My father looked wretched: he was gaunt and slow to move. Again, we did not talk. I did not even acknowledge that he had written to me. But back in Sydney, just before I returned to New York, from a friend’s house in Rozelle, sitting on the floor to be close to the telephone, I rang.
Finally, we had the conversation that had been building up inside both of us for almost three decades. It was still hard. Neither of us was accustomed to expressing towards each other any feelings, except hostility.
But we both knew this might be the last time we talked and perhaps it was easier that we could not see each other.
He raised it first. He said he knew that we’d had ‘difficult periods’ in the past, and he got upset as he tried to say how sorry he was for the way he’d treated me.

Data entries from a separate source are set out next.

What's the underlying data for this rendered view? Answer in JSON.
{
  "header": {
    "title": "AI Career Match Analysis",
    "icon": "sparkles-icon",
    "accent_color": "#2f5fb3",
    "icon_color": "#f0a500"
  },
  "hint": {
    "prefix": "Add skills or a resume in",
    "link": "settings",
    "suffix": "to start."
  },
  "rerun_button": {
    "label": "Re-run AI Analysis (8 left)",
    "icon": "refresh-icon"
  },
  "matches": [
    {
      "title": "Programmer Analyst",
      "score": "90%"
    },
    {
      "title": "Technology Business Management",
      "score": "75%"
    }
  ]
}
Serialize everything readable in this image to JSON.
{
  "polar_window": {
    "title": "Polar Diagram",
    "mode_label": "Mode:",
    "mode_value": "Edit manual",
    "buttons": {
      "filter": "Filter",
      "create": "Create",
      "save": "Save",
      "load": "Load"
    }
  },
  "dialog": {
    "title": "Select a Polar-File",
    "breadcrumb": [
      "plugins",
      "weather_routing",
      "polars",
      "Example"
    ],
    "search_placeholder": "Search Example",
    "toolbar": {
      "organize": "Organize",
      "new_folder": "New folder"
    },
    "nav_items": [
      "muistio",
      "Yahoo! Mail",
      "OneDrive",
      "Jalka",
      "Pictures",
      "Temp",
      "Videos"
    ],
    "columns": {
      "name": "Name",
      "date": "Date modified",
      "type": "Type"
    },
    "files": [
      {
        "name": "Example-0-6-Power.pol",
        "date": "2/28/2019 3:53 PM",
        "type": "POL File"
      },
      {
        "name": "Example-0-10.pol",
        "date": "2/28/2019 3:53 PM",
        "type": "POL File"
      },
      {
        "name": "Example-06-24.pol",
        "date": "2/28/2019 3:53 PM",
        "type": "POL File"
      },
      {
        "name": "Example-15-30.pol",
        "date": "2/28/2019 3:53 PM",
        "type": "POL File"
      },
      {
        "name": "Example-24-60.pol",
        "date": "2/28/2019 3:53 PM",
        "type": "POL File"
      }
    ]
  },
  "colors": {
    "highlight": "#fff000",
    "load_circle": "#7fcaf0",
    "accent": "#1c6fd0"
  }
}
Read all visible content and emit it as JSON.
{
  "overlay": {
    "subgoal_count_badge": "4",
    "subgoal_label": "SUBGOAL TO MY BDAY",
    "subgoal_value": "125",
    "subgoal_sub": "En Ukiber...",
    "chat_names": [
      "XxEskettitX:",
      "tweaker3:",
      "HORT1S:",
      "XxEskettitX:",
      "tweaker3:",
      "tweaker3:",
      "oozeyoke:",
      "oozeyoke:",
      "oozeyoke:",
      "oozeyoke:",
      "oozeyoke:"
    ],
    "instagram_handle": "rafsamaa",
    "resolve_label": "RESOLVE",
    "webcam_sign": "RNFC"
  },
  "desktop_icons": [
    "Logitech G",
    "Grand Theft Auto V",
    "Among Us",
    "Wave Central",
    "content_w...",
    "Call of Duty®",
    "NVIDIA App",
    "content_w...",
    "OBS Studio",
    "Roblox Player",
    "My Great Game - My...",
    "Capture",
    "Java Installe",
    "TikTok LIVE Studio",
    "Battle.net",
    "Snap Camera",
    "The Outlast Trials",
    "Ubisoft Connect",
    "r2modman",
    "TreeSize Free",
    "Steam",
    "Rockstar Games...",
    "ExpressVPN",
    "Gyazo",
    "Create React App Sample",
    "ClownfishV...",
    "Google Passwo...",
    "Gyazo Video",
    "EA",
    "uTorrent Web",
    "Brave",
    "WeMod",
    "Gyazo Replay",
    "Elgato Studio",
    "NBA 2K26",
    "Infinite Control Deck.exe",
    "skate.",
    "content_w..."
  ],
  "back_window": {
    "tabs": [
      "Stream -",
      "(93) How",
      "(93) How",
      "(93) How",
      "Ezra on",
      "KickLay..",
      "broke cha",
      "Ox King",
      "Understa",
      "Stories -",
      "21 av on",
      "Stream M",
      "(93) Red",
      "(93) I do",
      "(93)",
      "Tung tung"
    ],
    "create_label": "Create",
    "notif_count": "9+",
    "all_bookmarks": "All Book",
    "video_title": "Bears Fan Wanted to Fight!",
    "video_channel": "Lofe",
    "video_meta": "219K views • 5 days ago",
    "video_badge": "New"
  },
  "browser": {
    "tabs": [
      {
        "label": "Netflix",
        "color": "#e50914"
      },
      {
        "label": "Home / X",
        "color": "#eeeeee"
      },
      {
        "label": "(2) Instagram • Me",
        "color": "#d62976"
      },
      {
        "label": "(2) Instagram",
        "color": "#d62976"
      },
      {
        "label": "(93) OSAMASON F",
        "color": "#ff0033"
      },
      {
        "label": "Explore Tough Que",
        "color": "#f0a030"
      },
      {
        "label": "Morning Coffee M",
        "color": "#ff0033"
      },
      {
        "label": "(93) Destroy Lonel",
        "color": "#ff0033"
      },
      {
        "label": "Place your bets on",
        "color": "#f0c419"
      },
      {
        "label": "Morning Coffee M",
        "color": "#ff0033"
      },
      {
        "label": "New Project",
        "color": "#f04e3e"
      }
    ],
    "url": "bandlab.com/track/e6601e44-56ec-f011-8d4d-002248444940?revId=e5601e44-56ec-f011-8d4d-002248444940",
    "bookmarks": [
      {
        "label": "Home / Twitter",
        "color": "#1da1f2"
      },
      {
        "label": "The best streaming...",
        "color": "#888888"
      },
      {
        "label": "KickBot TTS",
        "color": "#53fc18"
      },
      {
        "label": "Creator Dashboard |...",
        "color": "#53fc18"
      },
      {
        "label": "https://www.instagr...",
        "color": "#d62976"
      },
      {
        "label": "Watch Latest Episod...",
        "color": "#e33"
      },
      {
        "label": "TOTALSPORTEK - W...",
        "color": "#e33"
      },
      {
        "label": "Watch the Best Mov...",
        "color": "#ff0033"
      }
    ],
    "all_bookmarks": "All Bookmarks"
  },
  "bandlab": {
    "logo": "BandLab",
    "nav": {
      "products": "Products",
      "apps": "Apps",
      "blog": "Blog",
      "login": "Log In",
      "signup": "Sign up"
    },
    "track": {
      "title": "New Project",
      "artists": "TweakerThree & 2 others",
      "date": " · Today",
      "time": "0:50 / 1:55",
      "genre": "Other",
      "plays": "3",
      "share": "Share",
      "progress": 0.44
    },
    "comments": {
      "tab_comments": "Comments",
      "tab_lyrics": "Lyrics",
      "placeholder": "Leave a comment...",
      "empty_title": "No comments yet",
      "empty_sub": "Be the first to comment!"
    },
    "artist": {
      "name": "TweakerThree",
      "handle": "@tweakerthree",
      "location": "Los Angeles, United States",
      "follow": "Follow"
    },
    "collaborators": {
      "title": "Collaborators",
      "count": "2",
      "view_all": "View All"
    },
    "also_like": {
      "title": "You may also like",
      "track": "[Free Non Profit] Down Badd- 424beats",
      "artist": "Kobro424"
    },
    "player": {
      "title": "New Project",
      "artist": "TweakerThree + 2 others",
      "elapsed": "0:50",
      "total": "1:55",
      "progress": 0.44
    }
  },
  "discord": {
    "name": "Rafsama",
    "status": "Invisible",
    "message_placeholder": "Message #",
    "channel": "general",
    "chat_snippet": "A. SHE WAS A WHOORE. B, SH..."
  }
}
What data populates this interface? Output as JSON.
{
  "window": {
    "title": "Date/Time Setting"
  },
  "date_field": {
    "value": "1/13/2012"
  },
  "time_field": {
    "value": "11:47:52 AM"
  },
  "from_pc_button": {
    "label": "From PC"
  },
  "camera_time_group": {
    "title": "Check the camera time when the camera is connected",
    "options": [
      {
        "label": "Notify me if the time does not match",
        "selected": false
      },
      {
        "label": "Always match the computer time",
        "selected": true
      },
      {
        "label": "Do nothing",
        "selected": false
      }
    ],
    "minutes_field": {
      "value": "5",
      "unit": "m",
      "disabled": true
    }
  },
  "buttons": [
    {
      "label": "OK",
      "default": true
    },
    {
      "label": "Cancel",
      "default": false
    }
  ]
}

I listened with astonishment, and was so overcome with unfamiliar emotions that I barely knew how to respond. I kept saying, “It’s all right. I forgive you. I forgive you.” And, in the end, sobbing, just before I hung up: “I love you.”
Back in New York I wrote to him.
I told him how much I’d appreciated his letter and, especially the business advice he had given me. “It is pretty ironic, as I’m sure you appreciate”, I’d written, “that of all your kids I am the one to end up a capitalist.”
I assured him that the “difficulties” we had had were “long forgotten” and that he should not “harbour any feelings of remorse about that time”.
Then, not knowing if I even believed what I was saying, I set out for him why I thought he should be proud of his life, of his family, of his accomplishments. I told him that he and I were more alike than we had ever wanted to acknowledge.
I told him that as I wrote, I was listening to Kiri Te Kanawa singing Verdi: “My love of opera is something else I learned from you.” I told him that I admired how he had finally been able to stop drinking, acknowledging how hard that must have been for him, and how glad I was that I’d been able to play a small part in helping it happen.
“I would like to be able to help you now,” I wrote, “as you deal with a difficult and painful illness.”
I told him he needed to accept that he was sick: “As you have shown in the past, you have the strength and character to deal with it”.
I folded the four sheets of heavy cream paper and placed them in the matching envelope, with its maroon-coloured tissue lining.
I addressed the envelope, using the same Montblanc fountain pen with my signature brown ink that I’d used for the letter and stamping it Air Mail, sent it on its way.
It arrived the day after he died.
I made it back to Adelaide [for his funeral] with just hours to spare, arriving at St Ignatius Church in Norwood.
There, were just a few people he’d worked with, a couple of AA mates and other friends, together with members of both his and my mother’s families, but my father would have been tickled pink to know that among the small number of floral tributes laid beside his coffin was one from Gloria Steinem.
Edited extract from Unfettered and Alive, by Anne Summers, Allen and Unwin, published October 24.
For info on Anne Summers’ tour visit: https://allenandunwin.pgtb.me/Mvbf4n#Events